ASSIGNMENT: The word "image" marks the lines you need; copy each of them from the data.

Interface dataset entries

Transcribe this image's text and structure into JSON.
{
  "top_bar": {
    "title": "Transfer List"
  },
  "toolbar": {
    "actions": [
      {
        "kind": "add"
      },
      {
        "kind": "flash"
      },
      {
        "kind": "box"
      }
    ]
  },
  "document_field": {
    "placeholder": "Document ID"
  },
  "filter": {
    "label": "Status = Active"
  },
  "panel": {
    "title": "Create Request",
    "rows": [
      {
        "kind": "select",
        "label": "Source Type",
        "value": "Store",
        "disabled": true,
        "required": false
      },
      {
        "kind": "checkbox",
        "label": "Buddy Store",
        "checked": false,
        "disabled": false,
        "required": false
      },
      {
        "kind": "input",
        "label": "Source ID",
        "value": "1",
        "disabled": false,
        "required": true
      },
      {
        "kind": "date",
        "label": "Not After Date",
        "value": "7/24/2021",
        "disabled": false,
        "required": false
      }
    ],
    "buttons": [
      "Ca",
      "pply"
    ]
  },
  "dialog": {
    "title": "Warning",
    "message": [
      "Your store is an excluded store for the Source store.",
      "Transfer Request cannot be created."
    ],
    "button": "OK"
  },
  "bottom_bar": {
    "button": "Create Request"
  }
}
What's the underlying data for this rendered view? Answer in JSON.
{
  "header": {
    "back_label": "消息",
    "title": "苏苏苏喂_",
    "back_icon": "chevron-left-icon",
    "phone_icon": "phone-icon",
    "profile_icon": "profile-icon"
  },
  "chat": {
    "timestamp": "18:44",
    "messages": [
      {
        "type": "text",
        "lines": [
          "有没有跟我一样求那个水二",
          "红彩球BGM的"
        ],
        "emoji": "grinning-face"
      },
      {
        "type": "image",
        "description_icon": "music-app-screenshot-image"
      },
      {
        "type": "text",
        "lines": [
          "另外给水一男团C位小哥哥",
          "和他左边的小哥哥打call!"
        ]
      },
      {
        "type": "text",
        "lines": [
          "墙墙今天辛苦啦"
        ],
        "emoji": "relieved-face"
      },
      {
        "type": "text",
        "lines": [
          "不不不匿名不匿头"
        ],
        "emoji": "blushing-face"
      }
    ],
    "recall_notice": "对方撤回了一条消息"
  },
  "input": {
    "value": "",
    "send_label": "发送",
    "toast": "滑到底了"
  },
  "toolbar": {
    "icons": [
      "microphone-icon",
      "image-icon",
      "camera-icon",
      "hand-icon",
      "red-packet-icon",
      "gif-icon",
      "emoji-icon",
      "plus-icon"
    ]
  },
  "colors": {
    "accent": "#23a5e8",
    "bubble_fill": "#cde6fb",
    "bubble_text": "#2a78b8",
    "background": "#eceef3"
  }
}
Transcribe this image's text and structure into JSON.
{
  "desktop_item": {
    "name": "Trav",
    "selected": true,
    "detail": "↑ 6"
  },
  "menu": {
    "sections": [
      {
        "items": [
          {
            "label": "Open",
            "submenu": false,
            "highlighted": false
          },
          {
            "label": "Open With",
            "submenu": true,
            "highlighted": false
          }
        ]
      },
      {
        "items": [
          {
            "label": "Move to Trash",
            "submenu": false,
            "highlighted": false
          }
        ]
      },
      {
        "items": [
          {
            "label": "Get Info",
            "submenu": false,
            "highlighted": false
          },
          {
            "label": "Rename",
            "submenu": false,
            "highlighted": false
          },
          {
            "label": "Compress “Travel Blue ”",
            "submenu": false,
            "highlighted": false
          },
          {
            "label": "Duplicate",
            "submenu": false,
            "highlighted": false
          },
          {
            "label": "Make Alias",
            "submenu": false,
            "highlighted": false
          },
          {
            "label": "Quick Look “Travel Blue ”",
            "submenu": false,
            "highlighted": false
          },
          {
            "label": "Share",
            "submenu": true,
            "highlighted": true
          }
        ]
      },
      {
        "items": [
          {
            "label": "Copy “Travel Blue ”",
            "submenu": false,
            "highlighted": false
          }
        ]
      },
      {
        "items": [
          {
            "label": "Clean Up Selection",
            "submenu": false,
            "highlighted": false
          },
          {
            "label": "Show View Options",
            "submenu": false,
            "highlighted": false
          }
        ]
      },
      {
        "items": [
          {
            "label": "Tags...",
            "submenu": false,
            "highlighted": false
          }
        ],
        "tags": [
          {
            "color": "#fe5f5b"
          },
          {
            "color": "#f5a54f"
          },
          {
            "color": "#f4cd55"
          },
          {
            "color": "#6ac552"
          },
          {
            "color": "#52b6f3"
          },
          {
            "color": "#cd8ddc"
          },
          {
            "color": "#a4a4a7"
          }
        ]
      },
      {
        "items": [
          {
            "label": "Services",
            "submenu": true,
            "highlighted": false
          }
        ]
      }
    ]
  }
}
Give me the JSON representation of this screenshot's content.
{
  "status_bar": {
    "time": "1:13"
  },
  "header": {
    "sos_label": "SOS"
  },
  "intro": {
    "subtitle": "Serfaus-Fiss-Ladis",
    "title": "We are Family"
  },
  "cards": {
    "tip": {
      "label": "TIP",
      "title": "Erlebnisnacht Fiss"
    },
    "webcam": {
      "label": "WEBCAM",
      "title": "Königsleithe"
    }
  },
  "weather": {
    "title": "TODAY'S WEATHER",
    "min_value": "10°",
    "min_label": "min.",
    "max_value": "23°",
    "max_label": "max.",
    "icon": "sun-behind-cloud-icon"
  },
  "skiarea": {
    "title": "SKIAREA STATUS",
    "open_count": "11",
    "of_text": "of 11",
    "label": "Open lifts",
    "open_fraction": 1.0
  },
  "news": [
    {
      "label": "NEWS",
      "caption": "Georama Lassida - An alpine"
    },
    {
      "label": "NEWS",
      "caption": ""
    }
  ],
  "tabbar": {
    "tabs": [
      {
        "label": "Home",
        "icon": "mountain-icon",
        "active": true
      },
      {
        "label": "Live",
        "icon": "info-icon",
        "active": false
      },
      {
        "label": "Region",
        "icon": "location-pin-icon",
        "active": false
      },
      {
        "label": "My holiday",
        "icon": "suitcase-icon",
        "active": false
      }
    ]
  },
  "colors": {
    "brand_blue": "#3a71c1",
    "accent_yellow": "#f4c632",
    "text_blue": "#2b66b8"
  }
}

THE ANSWER:
Transcribe this image's text and structure into JSON.
        "type": "image",
        "description_icon": "music-app-screenshot-image"
      "image-icon",
Transcribe this image's text and structure into JSON.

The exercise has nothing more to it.